Video games and simulations typically take one to two years to produce and can cost up to $50 million. The majority of the production budget is spent on computer programmers, graphic artists and technicians, according to Greater New Orleans Inc.
The average starting salary in this field is $54,300 with average regular salaries of $75,000.
It’s not just about video games, as attractive as that business might be; games also tend to push the envelope on technologies that later get pulled into more conventional applications.
Firefly Digital owner Mike Spears helped pull together the first strategy session. “We want to position Lafayette in the state landscape,”he says. “This isn’t just about entertainment. There are educational and business applications that can be developed in a video game environment.” He is also meeting this week with representatives of the tech communities from Baton Rouge and New Orleans: “We hope to develop a state strategy so we don’t duplicate efforts.”
The immediate issue is “workforce development” –building the educational pipeline and cultural surround that produces people the industry wants to hire.
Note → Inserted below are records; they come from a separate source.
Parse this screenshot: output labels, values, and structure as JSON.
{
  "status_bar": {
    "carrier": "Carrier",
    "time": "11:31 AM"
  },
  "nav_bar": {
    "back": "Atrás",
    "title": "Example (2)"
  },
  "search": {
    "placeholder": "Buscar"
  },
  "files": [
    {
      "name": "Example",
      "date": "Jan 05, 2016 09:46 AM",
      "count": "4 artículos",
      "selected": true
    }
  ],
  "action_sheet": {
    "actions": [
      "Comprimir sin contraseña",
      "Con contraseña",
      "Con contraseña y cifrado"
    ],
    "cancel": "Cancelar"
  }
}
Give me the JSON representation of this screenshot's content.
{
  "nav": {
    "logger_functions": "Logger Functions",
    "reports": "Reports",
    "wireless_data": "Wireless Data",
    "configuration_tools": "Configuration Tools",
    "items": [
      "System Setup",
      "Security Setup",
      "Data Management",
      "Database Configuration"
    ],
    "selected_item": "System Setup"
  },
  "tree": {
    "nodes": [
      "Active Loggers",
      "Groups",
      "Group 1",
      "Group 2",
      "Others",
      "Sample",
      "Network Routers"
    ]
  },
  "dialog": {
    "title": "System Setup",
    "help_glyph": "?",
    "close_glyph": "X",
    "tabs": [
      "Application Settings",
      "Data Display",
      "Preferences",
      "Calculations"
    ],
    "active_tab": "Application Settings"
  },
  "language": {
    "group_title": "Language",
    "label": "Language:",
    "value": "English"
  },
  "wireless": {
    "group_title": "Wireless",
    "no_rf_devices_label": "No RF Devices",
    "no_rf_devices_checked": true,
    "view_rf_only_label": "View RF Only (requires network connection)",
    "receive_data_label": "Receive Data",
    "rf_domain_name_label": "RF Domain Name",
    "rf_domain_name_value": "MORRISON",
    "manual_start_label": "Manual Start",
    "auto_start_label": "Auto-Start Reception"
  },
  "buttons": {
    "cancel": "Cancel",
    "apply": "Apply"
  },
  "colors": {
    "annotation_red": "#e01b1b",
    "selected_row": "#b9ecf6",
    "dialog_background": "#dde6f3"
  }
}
In that regard Lafayette is well positioned with at least the start of a pretty comprehensive framework ranging from Ninjaneering’s “Game Camp” to a tech high school to specialized game programs at UL.
This all comes up as a consequence of a new law, the Louisiana Digital Media Act, which gives tax credits to video game production similar to the successful law which does the same for movies–a law which has been imitated by a number of other states.
Lots coming together here…pervasive bandwidth, education, tax credits, and a vigorous tech community willing to aggressively pursue Lafayette’s interests.